If homeowners aren’t happy with their board’s decisions or with the overall job that a particular member is doing, they can effect change by being actively involved. This includes participating in board elections, attending meetings, volunteering on committees, and running for a board seat. “The biggest problem is apathy,” Wells explains, “and it’s the primary contributor that leads to a board making decisions that may be contrary to what most owners want.”
Myth: Homeowners Association Fees Can Skyrocket – And Nobody Knows Where the Money Goes
Fact: Increases are usually capped, and the board must disclose the budget and actual financial statements to homeowners.
“Typically, there are limits on how much an association can raise assessment fees each year,” says Wells. “The association’s governing documents usually set these limits.”
In addition, laws or governing documents dictate how the annual budget is adopted. Once the annual budget is adopted, the board must make it available to homeowners by sending them a budget report or by providing instructions on how they can obtain one.
Having enough reserves for major repairs and capital improvements also prevents a board from needing to assess unexpected fees. A good property management company can locate qualified specialists to conduct a reserve study and can guide the board so that it adequately funds the association’s reserves for upcoming projects.
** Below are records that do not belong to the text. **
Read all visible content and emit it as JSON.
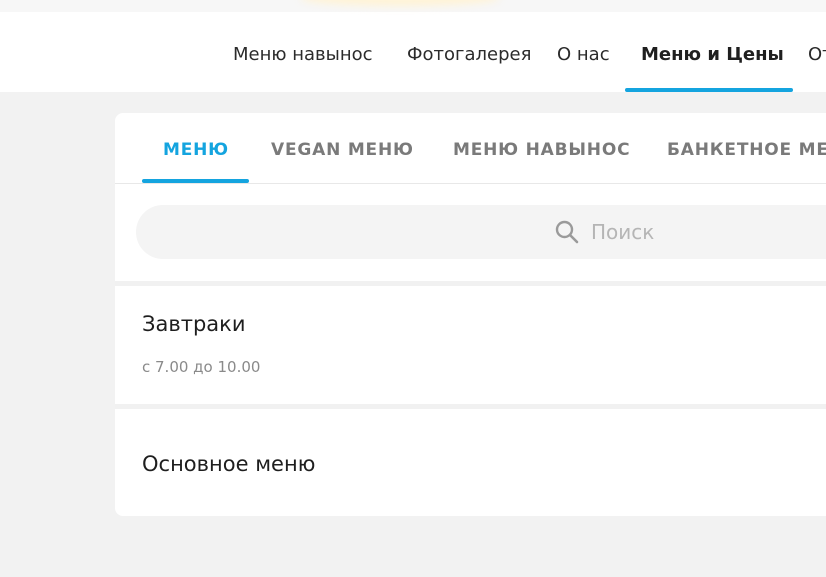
{
  "nav": {
    "items": [
      {
        "label": "Меню навынос"
      },
      {
        "label": "Фотогалерея"
      },
      {
        "label": "О нас"
      },
      {
        "label": "Меню и Цены"
      },
      {
        "label": "От"
      }
    ],
    "active_index": 3
  },
  "tabs": {
    "items": [
      {
        "label": "МЕНЮ"
      },
      {
        "label": "VEGAN МЕНЮ"
      },
      {
        "label": "МЕНЮ НАВЫНОС"
      },
      {
        "label": "БАНКЕТНОЕ МЕНЮ"
      }
    ],
    "active_index": 0
  },
  "search": {
    "placeholder": "Поиск",
    "value": "",
    "icon": "search-icon"
  },
  "sections": [
    {
      "title": "Завтраки",
      "subtitle": "с 7.00 до 10.00"
    },
    {
      "title": "Основное меню"
    }
  ],
  "colors": {
    "accent": "#14a4df",
    "page_background": "#f2f2f2",
    "card_background": "#ffffff"
  }
}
Myth: Residents Lose Money by Paying For Community Center Amenities They May Never Use
Fact: Amenities increase property values.
Amenities may include anything from a community swimming pool to social activities sponsored by the association. Community residents enjoy many of their amenities and find they provide a means for socializing with their neighbors. Amenities can also be desirable to potential buyers and make the homes within that community a more appealing choice.
“Many people are drawn to the carefree lifestyle community associations offer,” says Fallon. “In today’s fast-paced world, meeting your neighbors or feeling like you are part of a community can be hard. HOAs and condos provide that community feeling many people desire through their amenities and social programs.”
From maintaining common areas to offering events and activities, a well-run association is there to enhance community residents' lifestyles and maximize their property's value. Many communities also seek the assistance of a professional property management company to ensure that their association functions properly.
In part two of our series, we provide guidance on how to accurately evaluate a community association's financial health before buying a home.
To learn how an experienced property management company can help your community attract new buyers, contact FirstService Residential today, the leading property management company in North America.